#### EXERCISE INSTRUCTIONS
Look for the string "Constant" in the material below. Copy every line where you find it.

#### RECORDS PROVIDED

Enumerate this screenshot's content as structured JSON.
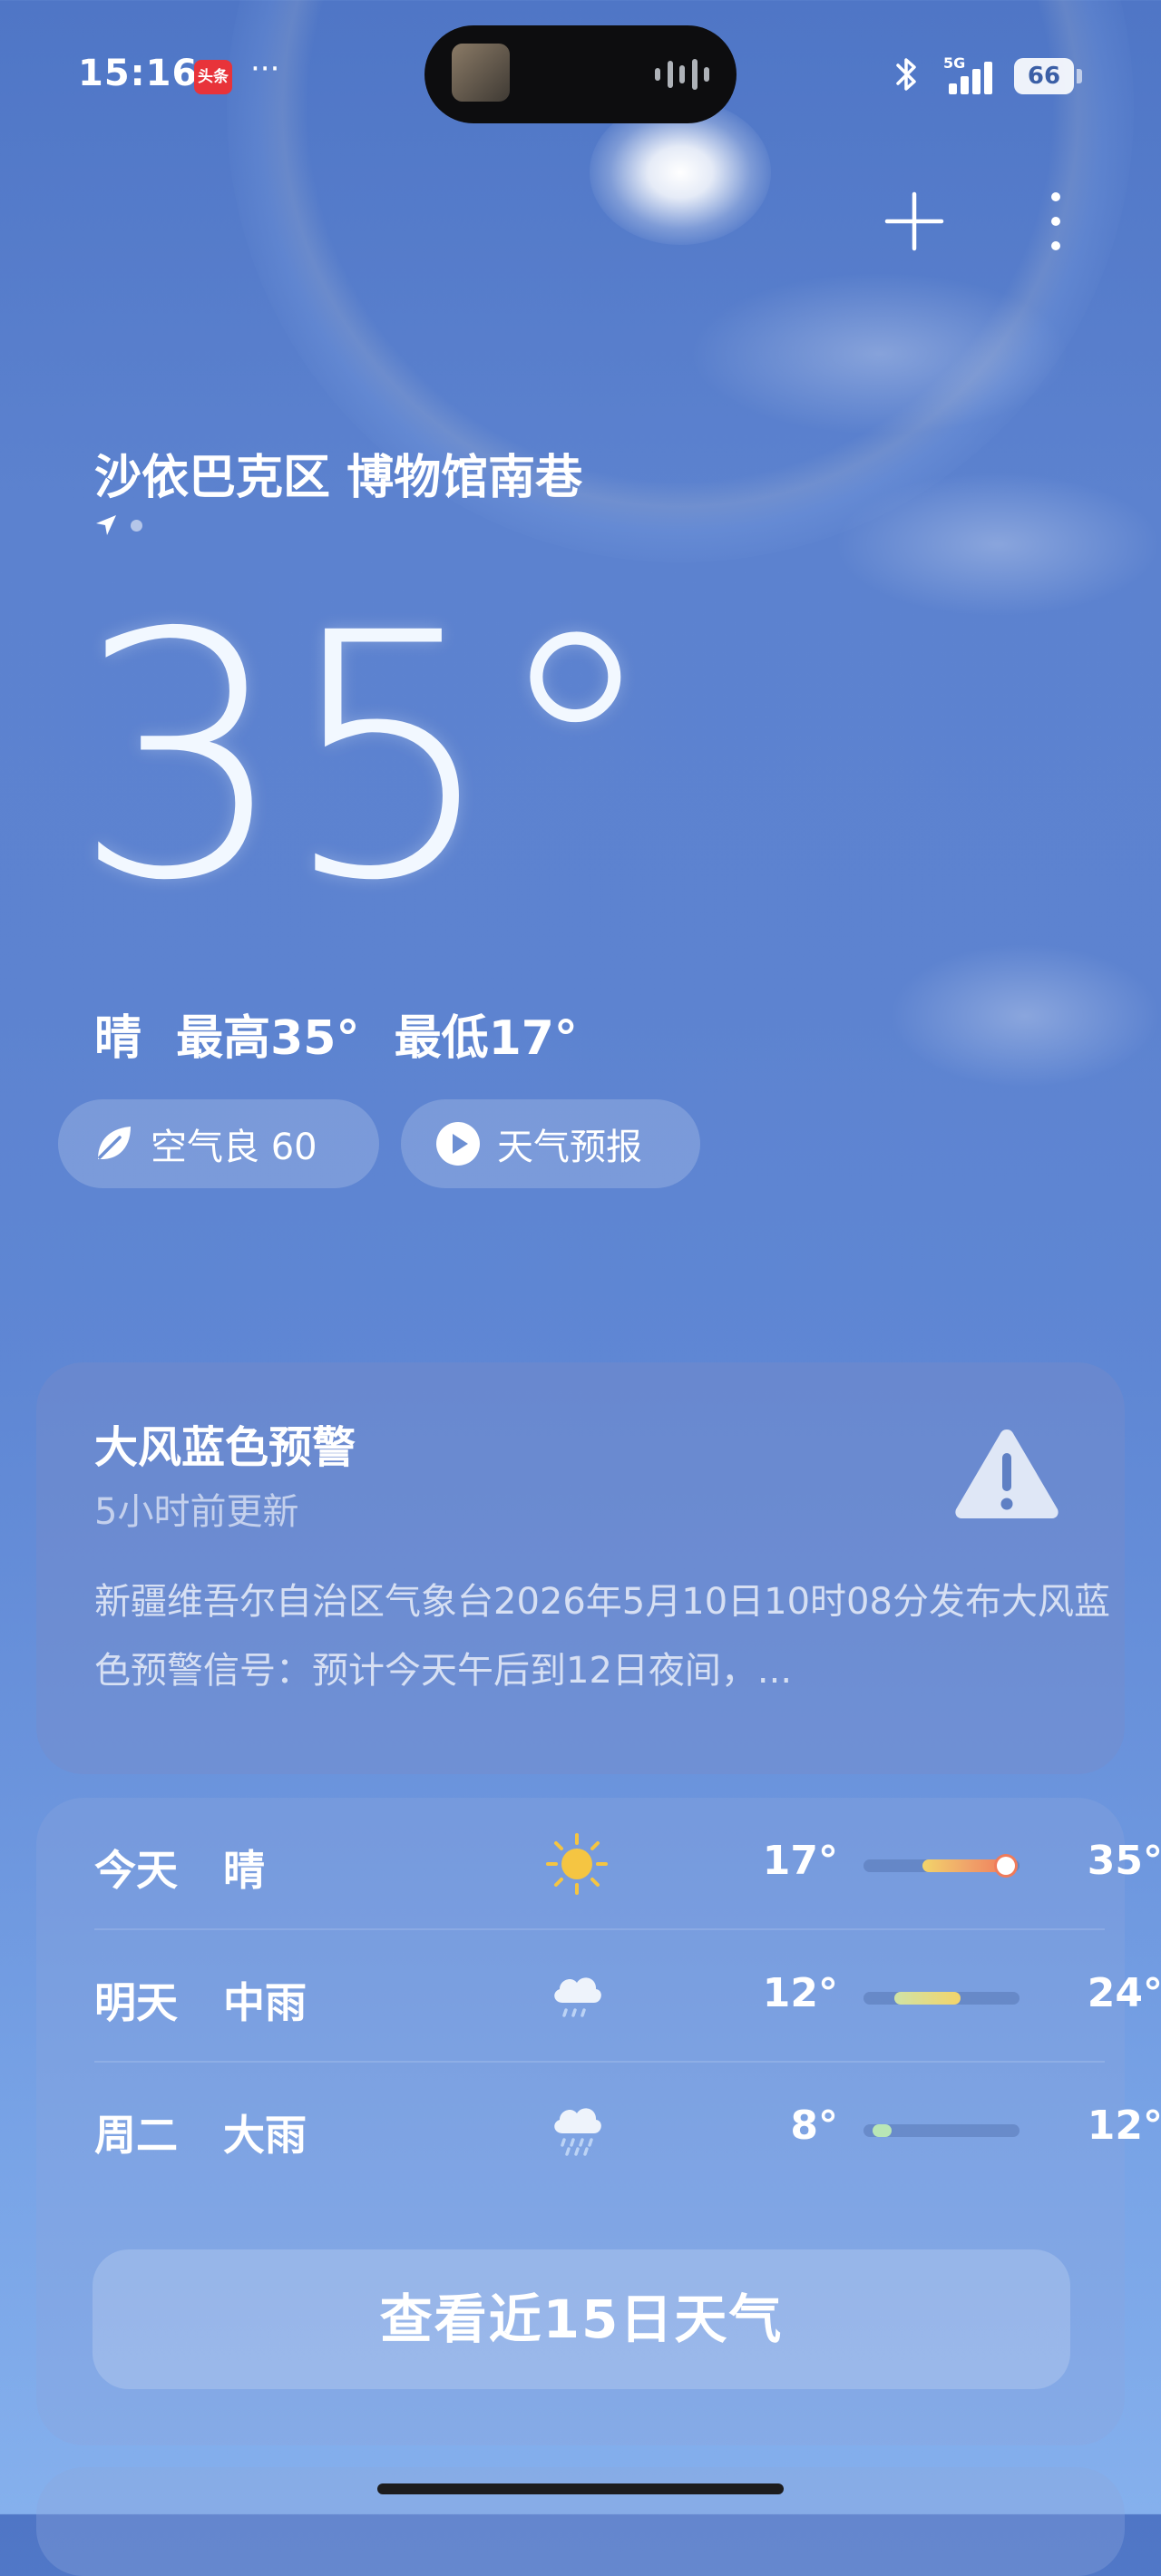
{
  "status_bar": {
    "time": "15:16",
    "app_badge": "头条",
    "more": "···",
    "network": "5G",
    "battery": "66"
  },
  "header": {
    "add_icon": "plus-icon",
    "more_icon": "more-vertical-icon"
  },
  "location": {
    "name": "沙依巴克区 博物馆南巷"
  },
  "current": {
    "temperature": "35°",
    "summary": "晴  最高35°  最低17°"
  },
  "chips": {
    "air_quality": "空气良 60",
    "forecast": "天气预报"
  },
  "warning": {
    "title": "大风蓝色预警",
    "updated": "5小时前更新",
    "body": "新疆维吾尔自治区气象台2026年5月10日10时08分发布大风蓝色预警信号：预计今天午后到12日夜间，...",
    "icon": "warning-triangle-icon"
  },
  "forecast": {
    "days": [
      {
        "day": "今天",
        "condition": "晴",
        "icon": "sunny-icon",
        "low": "17°",
        "high": "35°",
        "range": [
          0.38,
          0.94
        ],
        "color": "linear-gradient(90deg,#f3d46a,#f0a56a,#f07b5a)",
        "marker": true
      },
      {
        "day": "明天",
        "condition": "中雨",
        "icon": "rain-icon",
        "low": "12°",
        "high": "24°",
        "range": [
          0.2,
          0.62
        ],
        "color": "linear-gradient(90deg,#cfe3a6,#f3d46a)",
        "marker": false
      },
      {
        "day": "周二",
        "condition": "大雨",
        "icon": "heavy-rain-icon",
        "low": "8°",
        "high": "12°",
        "range": [
          0.06,
          0.18
        ],
        "color": "#b9e6b6",
        "marker": false
      }
    ],
    "button_label": "查看近15日天气"
  },
  "colors": {
    "accent_sun": "#f5c542",
    "warning_icon": "#dfe7f6"
  }
}
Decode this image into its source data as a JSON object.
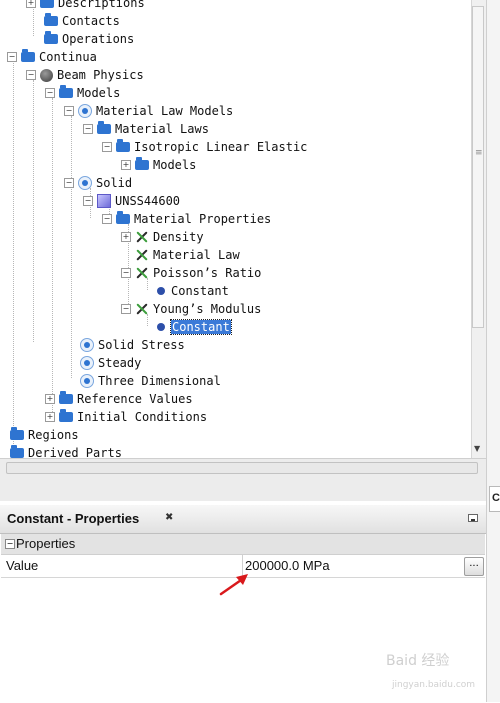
{
  "tree": {
    "items": [
      {
        "label": "Descriptions",
        "icon": "folder-icon"
      },
      {
        "label": "Contacts",
        "icon": "folder-icon"
      },
      {
        "label": "Operations",
        "icon": "folder-icon"
      },
      {
        "label": "Continua",
        "icon": "folder-icon"
      },
      {
        "label": "Beam Physics",
        "icon": "physics-sphere-icon"
      },
      {
        "label": "Models",
        "icon": "folder-icon"
      },
      {
        "label": "Material Law Models",
        "icon": "radio-model-icon"
      },
      {
        "label": "Material Laws",
        "icon": "folder-icon"
      },
      {
        "label": "Isotropic Linear Elastic",
        "icon": "folder-icon"
      },
      {
        "label": "Models",
        "icon": "folder-icon"
      },
      {
        "label": "Solid",
        "icon": "radio-model-icon"
      },
      {
        "label": "UNSS44600",
        "icon": "cube-icon"
      },
      {
        "label": "Material Properties",
        "icon": "folder-icon"
      },
      {
        "label": "Density",
        "icon": "property-icon"
      },
      {
        "label": "Material Law",
        "icon": "property-icon"
      },
      {
        "label": "Poisson’s Ratio",
        "icon": "property-icon"
      },
      {
        "label": "Constant",
        "icon": "dot-icon"
      },
      {
        "label": "Young’s Modulus",
        "icon": "property-icon"
      },
      {
        "label": "Constant",
        "icon": "dot-icon"
      },
      {
        "label": "Solid Stress",
        "icon": "radio-model-icon"
      },
      {
        "label": "Steady",
        "icon": "radio-model-icon"
      },
      {
        "label": "Three Dimensional",
        "icon": "radio-model-icon"
      },
      {
        "label": "Reference Values",
        "icon": "folder-icon"
      },
      {
        "label": "Initial Conditions",
        "icon": "folder-icon"
      },
      {
        "label": "Regions",
        "icon": "folder-icon"
      },
      {
        "label": "Derived Parts",
        "icon": "folder-icon"
      }
    ],
    "selected_label": "Constant"
  },
  "properties": {
    "title": "Constant - Properties",
    "close_glyph": "✖",
    "section_label": "Properties",
    "section_toggle": "−",
    "rows": [
      {
        "name": "Value",
        "value": "200000.0 MPa",
        "button_label": "..."
      }
    ]
  },
  "side_tab_label": "C",
  "watermark": {
    "text": "Baid 经验",
    "sub": "jingyan.baidu.com"
  },
  "colors": {
    "accent": "#3b7ad8",
    "folder": "#2e74d1",
    "annotation_arrow": "#d9191c"
  }
}
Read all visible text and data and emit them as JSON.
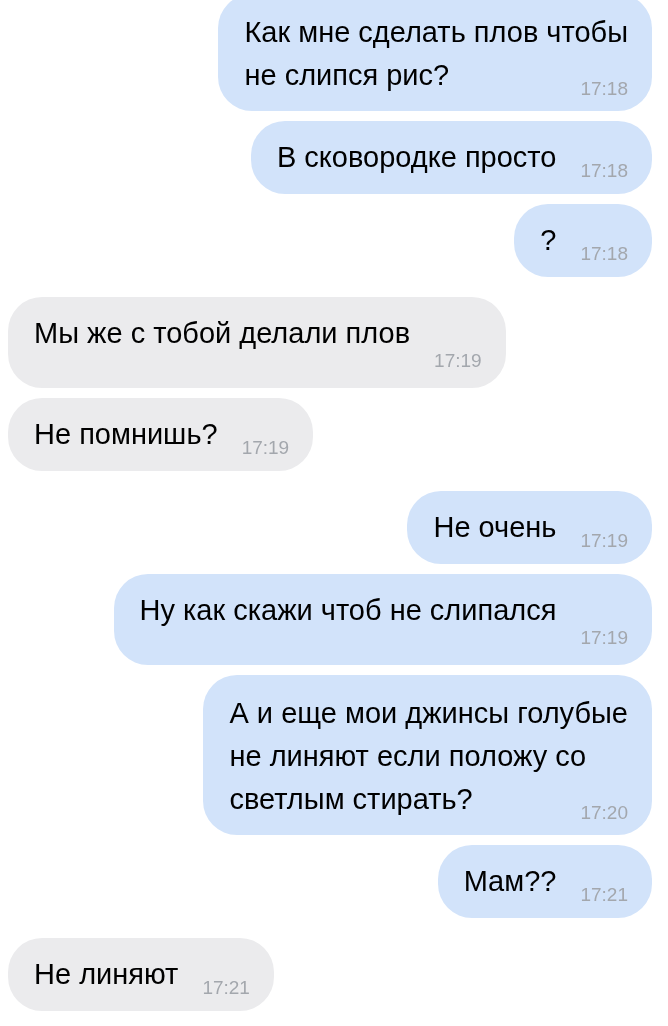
{
  "messages": [
    {
      "kind": "outgoing",
      "lines": [
        "Как мне сделать плов чтобы",
        "не слипся рис?"
      ],
      "time": "17:18",
      "time_below": false
    },
    {
      "kind": "outgoing",
      "lines": [
        "В сковородке просто"
      ],
      "time": "17:18",
      "time_below": false
    },
    {
      "kind": "outgoing",
      "lines": [
        "?"
      ],
      "time": "17:18",
      "time_below": false
    },
    {
      "kind": "incoming",
      "lines": [
        "Мы же с тобой делали плов"
      ],
      "time": "17:19",
      "time_below": true
    },
    {
      "kind": "incoming",
      "lines": [
        "Не помнишь?"
      ],
      "time": "17:19",
      "time_below": false
    },
    {
      "kind": "outgoing",
      "lines": [
        "Не очень"
      ],
      "time": "17:19",
      "time_below": false
    },
    {
      "kind": "outgoing",
      "lines": [
        "Ну как скажи чтоб не слипался"
      ],
      "time": "17:19",
      "time_below": true
    },
    {
      "kind": "outgoing",
      "lines": [
        "А и еще мои джинсы голубые",
        "не линяют если положу со",
        "светлым стирать?"
      ],
      "time": "17:20",
      "time_below": false
    },
    {
      "kind": "outgoing",
      "lines": [
        "Мам??"
      ],
      "time": "17:21",
      "time_below": false
    },
    {
      "kind": "incoming",
      "lines": [
        "Не линяют"
      ],
      "time": "17:21",
      "time_below": false
    }
  ]
}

#### YOUR RESPONSE
        "label": "Constant",
        "label": "Constant",
    "selected_label": "Constant"
    "title": "Constant - Properties",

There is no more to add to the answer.